It was on this day, January 19 that the ruling Barbados Labour Party, was given a resounding 30-0 victory in 2022, mimicking the same victory they had pulled off four years prior in 2018.
The General Election was called at the height of the country’s battle against the global COVID-19 pandemic. Mask wearing, social distancing, sanitising, and other protocols were very much in place to manage the deadly virus.
Political meetings did not attract the usual masses and lines at the Polling Stations on the day were not as long and snaking as in 2018. The voter turnout was low, possibly one of the lowest in our country’s electoral history.
On Nomination Day, January 3, more than 100 candidates, including from seven political parties and nine independents, handed in their nomination papers.
There were 266 330 registered voters. However, when the votes were tabulated at the end of Election Day a voter turn-out of 42.77 per cent was recorded.
In the lead up to Election Day, the debate raged on about the timing of the election.
Then Leader of the Opposition Rev. Joseph Atherley was vehemently opposed: “The idea of calling a General Election in Barbados in a pandemic, which has been worsening for us in terms of its impact … it can’t be anything other than reckless and callous to call a General Election a year and a half before constitutionally it is due.”
His sentiments were echoed by then Leader of the Democratic Labour Party Verla DePeiza: “We’ve lost our democracy without intending it. It was a reckless time to call an election.”
The fact that over 6 000 people in isolation would be excluded from voting did not sit well with some of the country’s political scientists.
Political Scientist Dr Kristina Hinds told Barbados TODAY: “I think it is really undemocratic for us to go forward in this way. I am less concerned about what this might mean for the election outcome and more concerned about what it means for a country that says it is a democracy”.
Her counterpart Devaron Bruce warned that a potentially low turnout due to isolation numbers and overall apathy, was likely to produce an outcome that would not represent the true will of the people.
“You can literally see how 5,000 people could have a dramatic impact on the results of the election… and we just simply don’t want a situation where a government is elected by a minority number of votes. That is never healthy for a democracy. That is something that will hover over them for the remainder of their political life, particularly since we’ve heard the narrative of despotic leaders and democracy needed.”
Amidst all the concerns, 42 per cent of Bajans eligible to vote did just that. They went to the polls and reposed their confidence in the Mia Mottley-led administration.
Now here we are a year later.
VOB’s Down to Brasstacks call-in programme on Thursday, as well as the evening newscast, both suggest that the Government has a lot of work to be done. Some suggested that celebrating should not even be an option given all the ills that we are currently facing.
There are questions that have to be asked and must be answered fair and frank. Here are a few:

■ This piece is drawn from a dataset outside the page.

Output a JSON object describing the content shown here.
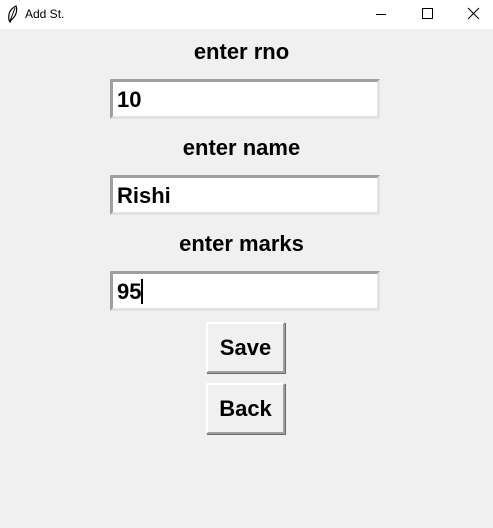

* Are we better off than we were this exact time last year?
* Are we over-taxed as many have suggested?
* Is the ruling party still resonating with Barbadians in a huge way?
* Is there just cause for celebration by the ruling party?
* Is the large Cabinet along with its slew of consultants performing or delivering the intended results?
* Are the major issues affecting the citizenry being addressed?
* With all the borrowing, is the money being wisely used to facilitate further development?
Party politics aside, we must recap the year 2022 and analyse it rationally and dispassionately.
Leader of the Democratic Labour Party Dr. Ronnie Yearwood, scolded the BLP for staging their celebration on Errol Barrow Day. Sadly, his focus was misplaced yet again.
The issue isn’t so much the day, which is a national holiday. A good political leader, in tune with the pulse of the people, would be more concerned with: How can you celebrate when people are disgruntled and there is still much to be done?
What Government’s chief political strategist Hartley Henry told Starcom Network News should not be taken lightly. Not only does Henry know his job and is hailed as a king and queen maker he operates from the bosom of the ruling party.
The regionally-acclaimed political analyst said: “The first anniversary should, to my mind, be one of serious analysis and serious assessment of what would be required going forward to be able to accelerate the delivery of critical projects and programmes. I am not sure that there is a mood for celebration, to me, that goes counter to what one senses on the ground.”
You simply have to log on to social media, especially Twitter where the younger generation frequent, to get a gist of the level of discontent and annoyance many have with the current Government. It gives one an idea of the “mood on the ground” that Henry has alluded to.
The planned spectacle, taking place on Saturday, will deliver merriment to the masses for a few hours. When all the food and drinks are gone; when the entertainment has ended; when the dust has settled patrons will get up Sunday morning to the same realities they went to sleep with Saturday night.
This begs the ultimate question: Should there be a celebration on Saturday, or should the Government which Barbadians have placed overwhelming confidence in not once, but twice, simply get on with the job?